2012 Yamaha YZF-R1 | First Look

Now with Traction Control

The uneven firing order of the Yamaha YZF-R1’s Crossplane engine may make it one of the easiest superbikes to ride with the rear tire spinning, but for those that lack the nerves of a world-class racer, traction control is still a welcome addition.

At a recent sneak-peak introduction at its American headquarters in Cypress, California, Yamaha announced that anti-high-side software will come standard on the 2012 R1. The system offers seven selectable sensitivity levels (including off), and is manipulated via a rocker switch on the left handlebar. In conjunction with Yamaha’s familiar D-Mode (for Drive) power maps, the new software will offer 21 levels of control, allowing riders to tailor the bike’s performance to any conceivable riding condition.

Yamaha didn’t divulge details about how the system works, but based on what we know of other setups on the market, the R1’s ECU likely compares front- and rear-wheel speeds to detect a slide, then polls throttle position, gear position and engine rpm to determine how much intervention is necessary. One or more accelerometers may also be present, which would add another level of acumen to the detection and response process. Tire spin will be managed by a combination of fuel cuts, ignition retard and throttle-plate position via the YCC-T (Yamaha Chip Controlled Throttle). While engineers were working on the R1’s brains, they also updated the fuel, ignition and YCC-T mapping with the intention of improving throttle response.

Other updates for the 2012 model year include a mild redesign of the R1’s nose and tail, as well as a few other choice styling changes. Viewed head-on, the new bike looks more sinister than ever. The intake ducts have been elongated, while the upper edges of the openings are furrowed over the headlights. The agitated appearance is accentuated by two pronounced creases in the faring panel as well as a lower, more pointed nose. Out back, the muffler caps and heat shield have been restyled, lending a tidier, more compact look to the tail. A re-tooled, MotoGP-inspired top triple clamp and new color schemes round out the changes.

We’re keen to give the new bike a go at the track, and should have firsthand impressions of the traction-control system’s efficacy soon. Look for our First Ride in a future issue, and for the 2012 YZF-R1 in your local Yamaha dealership in late fall. The new bike will sell for $13,990 in Yamaha Blue—just $400 more than the 2011 model-and $14,190 in white and black. Nice going, Yamaha!

**Celebrating In Style **
Limited Edition 50th Anniversary YZF-R1

Last June, Ben Spies kicked off Yamaha's 50th year in international racing with a debut MotoGP win at Assen, Holland. _ is November, Yamaha will release a limited-edition YZF-R1 decked out in the historic red-and-white livery Spies' bike wore at that milestone event. A serialized plate on the gas tank will display each bike's production number, while gold tuning-fork emblems will grace the tank and tail-a color previously reserved exclusively for use on Grand Prix race machines. You can own a piece of history for $14,490-only $500 more than the standard model. But hurry, only 2000 of these bikes are scheduled for production, with an estimated 750 units coming to America.

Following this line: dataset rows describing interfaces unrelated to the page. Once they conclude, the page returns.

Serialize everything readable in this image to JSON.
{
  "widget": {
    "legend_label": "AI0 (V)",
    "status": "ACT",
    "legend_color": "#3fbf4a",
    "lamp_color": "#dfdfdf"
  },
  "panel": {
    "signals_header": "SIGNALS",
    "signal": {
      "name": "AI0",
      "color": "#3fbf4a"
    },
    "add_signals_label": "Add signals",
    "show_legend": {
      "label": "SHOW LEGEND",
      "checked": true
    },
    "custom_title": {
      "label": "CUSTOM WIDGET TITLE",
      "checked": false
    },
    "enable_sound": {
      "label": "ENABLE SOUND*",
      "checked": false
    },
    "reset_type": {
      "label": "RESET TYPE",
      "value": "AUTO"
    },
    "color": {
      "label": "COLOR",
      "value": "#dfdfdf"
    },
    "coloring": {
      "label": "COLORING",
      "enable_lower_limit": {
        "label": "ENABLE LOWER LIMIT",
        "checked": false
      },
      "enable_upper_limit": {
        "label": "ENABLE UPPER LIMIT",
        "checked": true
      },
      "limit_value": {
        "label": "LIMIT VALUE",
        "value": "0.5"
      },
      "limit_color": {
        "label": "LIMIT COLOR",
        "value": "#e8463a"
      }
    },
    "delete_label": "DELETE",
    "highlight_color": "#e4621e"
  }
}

New LED marker lights reside at the corners of the intake ducts and reflect light through prisms extending along the lower edge of the opening. The appearance is attention-grabbing.
A display at the top of the dash indicates traction-control level. More bars equals more intervention. You can change the settings while in motion, but the throttle must be closed.